Copy each line below in which the word "unwired" occurs.
===== Source information
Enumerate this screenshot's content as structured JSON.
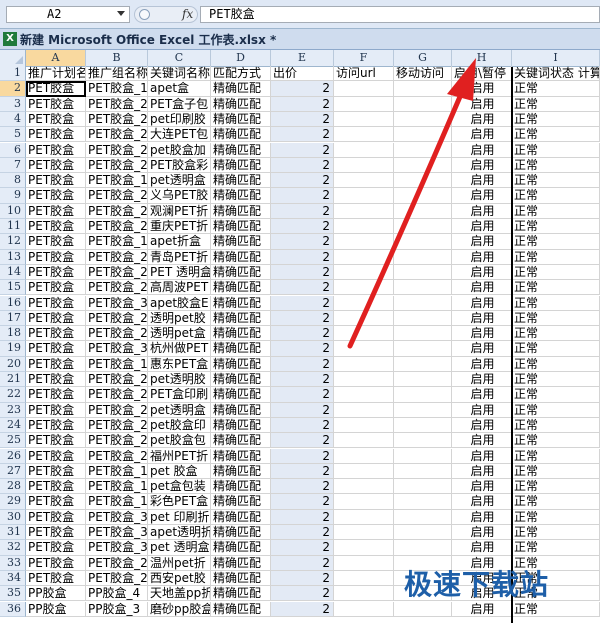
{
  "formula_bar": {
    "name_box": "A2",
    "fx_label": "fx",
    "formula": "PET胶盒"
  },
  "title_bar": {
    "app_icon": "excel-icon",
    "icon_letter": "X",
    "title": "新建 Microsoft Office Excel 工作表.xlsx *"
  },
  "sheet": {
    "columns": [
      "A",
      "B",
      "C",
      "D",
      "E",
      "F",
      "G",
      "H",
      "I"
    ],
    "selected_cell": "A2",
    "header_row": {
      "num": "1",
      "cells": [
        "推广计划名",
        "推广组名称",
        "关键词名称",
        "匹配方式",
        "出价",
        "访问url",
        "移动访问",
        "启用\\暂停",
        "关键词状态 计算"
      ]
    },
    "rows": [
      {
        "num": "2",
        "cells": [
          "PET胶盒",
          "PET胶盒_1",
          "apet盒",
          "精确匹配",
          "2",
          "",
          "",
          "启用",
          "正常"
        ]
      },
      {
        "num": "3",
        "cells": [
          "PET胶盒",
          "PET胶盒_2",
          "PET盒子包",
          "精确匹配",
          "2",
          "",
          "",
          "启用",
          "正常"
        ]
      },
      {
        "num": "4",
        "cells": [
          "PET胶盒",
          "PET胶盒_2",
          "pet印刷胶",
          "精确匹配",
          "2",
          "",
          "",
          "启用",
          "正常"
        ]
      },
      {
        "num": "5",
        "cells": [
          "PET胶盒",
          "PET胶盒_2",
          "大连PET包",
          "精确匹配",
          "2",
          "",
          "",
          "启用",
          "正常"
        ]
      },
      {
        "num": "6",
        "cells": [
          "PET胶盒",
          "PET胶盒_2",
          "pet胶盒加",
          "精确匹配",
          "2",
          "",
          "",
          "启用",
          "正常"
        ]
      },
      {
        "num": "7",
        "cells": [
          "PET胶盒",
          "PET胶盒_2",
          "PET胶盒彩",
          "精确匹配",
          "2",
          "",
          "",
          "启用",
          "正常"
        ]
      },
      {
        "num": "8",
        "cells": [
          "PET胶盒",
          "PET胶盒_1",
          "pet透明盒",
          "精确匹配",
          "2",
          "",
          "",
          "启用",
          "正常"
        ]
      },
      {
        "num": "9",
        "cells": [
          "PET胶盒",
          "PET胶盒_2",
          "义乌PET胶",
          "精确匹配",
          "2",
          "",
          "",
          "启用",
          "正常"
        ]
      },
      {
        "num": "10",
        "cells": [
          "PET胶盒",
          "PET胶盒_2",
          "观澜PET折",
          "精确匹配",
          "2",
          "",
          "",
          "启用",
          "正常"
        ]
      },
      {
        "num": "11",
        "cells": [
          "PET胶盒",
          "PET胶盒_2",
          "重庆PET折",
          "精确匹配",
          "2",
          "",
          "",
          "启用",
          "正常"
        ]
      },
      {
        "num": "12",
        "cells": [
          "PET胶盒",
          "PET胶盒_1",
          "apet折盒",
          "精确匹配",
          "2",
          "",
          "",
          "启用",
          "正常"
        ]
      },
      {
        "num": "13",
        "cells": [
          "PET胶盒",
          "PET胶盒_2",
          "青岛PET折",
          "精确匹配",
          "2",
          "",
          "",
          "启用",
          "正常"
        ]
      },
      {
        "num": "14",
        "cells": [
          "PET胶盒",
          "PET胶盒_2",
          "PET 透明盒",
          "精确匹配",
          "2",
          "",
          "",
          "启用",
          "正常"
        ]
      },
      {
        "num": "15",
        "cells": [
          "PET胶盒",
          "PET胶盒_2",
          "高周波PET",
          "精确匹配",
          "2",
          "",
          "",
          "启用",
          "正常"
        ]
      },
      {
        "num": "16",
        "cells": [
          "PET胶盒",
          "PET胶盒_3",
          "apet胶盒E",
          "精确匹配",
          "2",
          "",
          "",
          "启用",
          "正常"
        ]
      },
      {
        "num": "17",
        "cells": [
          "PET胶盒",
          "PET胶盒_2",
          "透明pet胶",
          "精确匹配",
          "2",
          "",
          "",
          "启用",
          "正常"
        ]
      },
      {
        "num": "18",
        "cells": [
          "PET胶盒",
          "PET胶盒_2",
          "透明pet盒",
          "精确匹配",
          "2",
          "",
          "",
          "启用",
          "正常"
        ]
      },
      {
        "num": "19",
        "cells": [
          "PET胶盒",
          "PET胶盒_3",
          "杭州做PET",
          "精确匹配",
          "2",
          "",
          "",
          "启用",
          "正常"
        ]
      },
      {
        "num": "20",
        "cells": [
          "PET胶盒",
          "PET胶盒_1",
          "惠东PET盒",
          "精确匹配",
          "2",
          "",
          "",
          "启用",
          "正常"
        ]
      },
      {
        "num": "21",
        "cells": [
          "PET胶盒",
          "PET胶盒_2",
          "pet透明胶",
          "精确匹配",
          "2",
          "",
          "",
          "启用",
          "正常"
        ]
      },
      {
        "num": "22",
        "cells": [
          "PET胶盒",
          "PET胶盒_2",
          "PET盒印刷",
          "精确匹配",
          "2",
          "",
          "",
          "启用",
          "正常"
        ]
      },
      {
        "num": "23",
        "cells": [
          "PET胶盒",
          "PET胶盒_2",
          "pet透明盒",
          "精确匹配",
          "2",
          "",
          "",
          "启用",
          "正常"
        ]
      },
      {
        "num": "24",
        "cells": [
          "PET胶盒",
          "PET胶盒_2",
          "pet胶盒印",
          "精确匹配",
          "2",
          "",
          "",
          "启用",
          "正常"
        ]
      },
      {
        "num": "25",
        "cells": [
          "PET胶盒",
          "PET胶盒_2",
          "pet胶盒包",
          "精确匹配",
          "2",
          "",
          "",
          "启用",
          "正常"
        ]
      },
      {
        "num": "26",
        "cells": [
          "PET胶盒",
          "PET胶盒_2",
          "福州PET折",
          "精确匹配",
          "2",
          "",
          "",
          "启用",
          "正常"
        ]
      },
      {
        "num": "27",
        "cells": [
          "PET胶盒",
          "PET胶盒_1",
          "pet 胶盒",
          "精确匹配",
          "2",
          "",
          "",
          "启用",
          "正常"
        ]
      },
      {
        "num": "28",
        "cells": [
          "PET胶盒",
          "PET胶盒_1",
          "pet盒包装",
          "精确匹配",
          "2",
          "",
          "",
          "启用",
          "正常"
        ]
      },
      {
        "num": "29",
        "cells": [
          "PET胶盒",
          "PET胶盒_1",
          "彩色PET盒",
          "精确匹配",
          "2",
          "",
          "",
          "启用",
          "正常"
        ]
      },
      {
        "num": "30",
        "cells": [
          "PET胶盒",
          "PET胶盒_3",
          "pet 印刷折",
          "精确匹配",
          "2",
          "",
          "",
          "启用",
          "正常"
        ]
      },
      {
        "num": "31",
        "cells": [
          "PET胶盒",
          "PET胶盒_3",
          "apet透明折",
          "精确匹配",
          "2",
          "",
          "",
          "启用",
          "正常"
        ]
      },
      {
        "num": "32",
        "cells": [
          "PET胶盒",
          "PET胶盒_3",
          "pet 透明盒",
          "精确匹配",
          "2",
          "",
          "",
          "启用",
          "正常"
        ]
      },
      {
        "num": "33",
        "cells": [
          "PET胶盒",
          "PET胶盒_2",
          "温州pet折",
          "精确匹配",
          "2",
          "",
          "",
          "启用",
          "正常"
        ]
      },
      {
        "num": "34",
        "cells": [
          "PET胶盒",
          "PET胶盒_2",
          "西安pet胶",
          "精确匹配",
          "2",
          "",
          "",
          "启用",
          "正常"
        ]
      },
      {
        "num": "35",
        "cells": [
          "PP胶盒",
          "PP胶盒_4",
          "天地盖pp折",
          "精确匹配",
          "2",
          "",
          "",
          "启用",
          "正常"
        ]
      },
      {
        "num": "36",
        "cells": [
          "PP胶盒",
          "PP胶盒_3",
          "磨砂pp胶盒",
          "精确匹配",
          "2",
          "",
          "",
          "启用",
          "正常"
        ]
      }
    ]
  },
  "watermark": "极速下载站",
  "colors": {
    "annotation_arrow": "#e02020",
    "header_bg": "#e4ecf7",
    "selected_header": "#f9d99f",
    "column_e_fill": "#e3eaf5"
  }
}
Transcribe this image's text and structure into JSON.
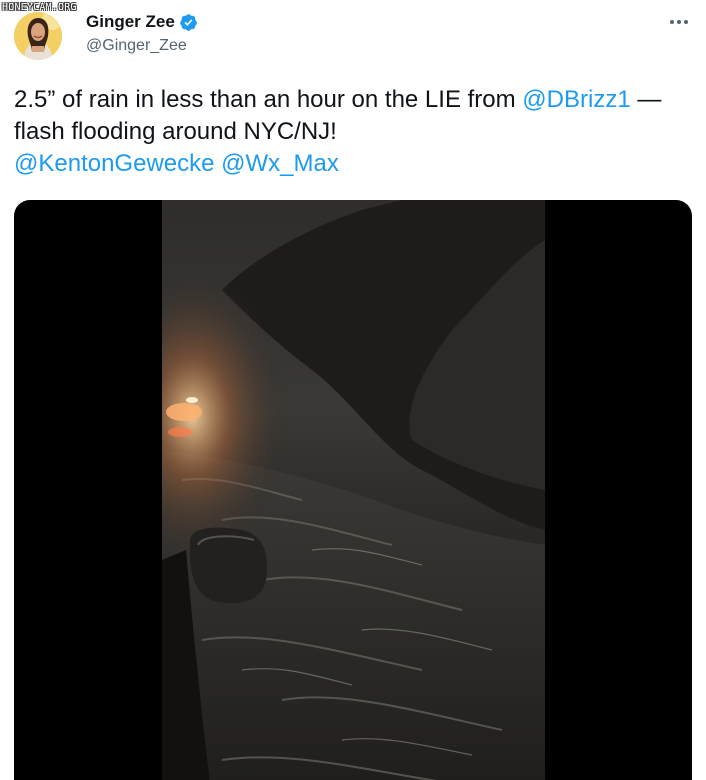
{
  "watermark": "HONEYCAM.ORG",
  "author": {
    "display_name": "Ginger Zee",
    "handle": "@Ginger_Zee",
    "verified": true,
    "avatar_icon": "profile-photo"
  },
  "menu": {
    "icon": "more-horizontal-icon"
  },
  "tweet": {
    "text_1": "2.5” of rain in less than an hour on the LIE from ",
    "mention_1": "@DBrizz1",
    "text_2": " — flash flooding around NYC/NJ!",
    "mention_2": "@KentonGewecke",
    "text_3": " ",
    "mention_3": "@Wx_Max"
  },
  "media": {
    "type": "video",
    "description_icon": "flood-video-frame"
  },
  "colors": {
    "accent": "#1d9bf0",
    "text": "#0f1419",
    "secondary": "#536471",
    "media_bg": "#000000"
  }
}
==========
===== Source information
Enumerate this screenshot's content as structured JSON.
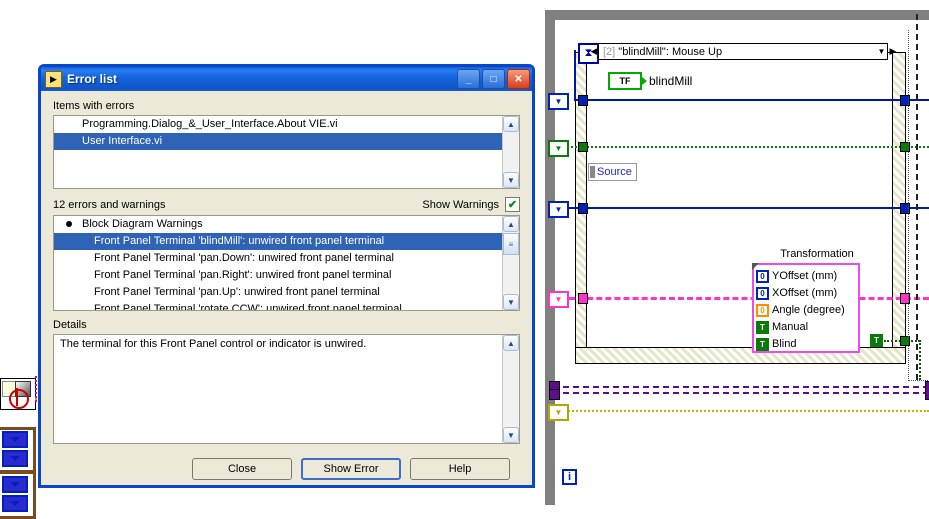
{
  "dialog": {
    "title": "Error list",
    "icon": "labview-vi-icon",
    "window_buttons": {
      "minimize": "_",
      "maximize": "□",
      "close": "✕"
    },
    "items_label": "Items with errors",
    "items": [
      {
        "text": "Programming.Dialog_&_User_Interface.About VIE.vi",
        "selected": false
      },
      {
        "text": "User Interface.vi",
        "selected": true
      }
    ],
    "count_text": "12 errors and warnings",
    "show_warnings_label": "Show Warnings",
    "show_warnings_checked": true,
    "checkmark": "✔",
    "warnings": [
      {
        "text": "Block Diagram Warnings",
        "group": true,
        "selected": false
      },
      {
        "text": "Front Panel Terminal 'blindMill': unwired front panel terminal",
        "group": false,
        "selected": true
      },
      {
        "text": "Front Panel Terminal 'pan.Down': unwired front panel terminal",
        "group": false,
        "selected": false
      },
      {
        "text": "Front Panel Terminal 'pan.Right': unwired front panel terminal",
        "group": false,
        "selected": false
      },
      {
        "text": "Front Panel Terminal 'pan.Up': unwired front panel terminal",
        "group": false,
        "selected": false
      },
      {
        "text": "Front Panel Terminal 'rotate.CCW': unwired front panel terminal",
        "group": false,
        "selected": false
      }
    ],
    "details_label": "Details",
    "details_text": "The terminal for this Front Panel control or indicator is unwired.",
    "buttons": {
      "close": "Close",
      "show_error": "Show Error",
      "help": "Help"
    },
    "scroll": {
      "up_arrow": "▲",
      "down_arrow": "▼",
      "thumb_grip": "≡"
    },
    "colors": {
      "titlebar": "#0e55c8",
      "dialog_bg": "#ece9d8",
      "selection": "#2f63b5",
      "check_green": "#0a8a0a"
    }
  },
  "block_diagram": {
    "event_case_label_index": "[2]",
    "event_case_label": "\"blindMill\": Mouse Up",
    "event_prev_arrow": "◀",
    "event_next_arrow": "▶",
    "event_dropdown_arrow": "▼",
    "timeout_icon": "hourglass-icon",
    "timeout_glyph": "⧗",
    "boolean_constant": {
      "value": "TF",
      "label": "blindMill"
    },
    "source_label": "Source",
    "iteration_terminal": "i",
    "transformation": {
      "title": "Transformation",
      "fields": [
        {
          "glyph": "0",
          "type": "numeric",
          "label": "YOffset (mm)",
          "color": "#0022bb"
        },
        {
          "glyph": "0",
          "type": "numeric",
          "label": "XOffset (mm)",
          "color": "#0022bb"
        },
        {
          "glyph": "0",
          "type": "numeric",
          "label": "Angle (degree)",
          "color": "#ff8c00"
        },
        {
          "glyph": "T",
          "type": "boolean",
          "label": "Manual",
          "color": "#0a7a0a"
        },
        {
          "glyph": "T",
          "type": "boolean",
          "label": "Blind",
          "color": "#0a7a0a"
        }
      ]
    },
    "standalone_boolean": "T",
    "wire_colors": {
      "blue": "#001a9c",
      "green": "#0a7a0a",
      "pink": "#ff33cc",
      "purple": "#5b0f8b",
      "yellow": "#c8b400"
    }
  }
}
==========
▶ Solution to this problem:
        "text": "Front Panel Terminal 'blindMill': unwired front panel terminal",
        "text": "Front Panel Terminal 'pan.Down': unwired front panel terminal",
        "text": "Front Panel Terminal 'pan.Right': unwired front panel terminal",
        "text": "Front Panel Terminal 'pan.Up': unwired front panel terminal",
        "text": "Front Panel Terminal 'rotate.CCW': unwired front panel terminal",
    "details_text": "The terminal for this Front Panel control or indicator is unwired.",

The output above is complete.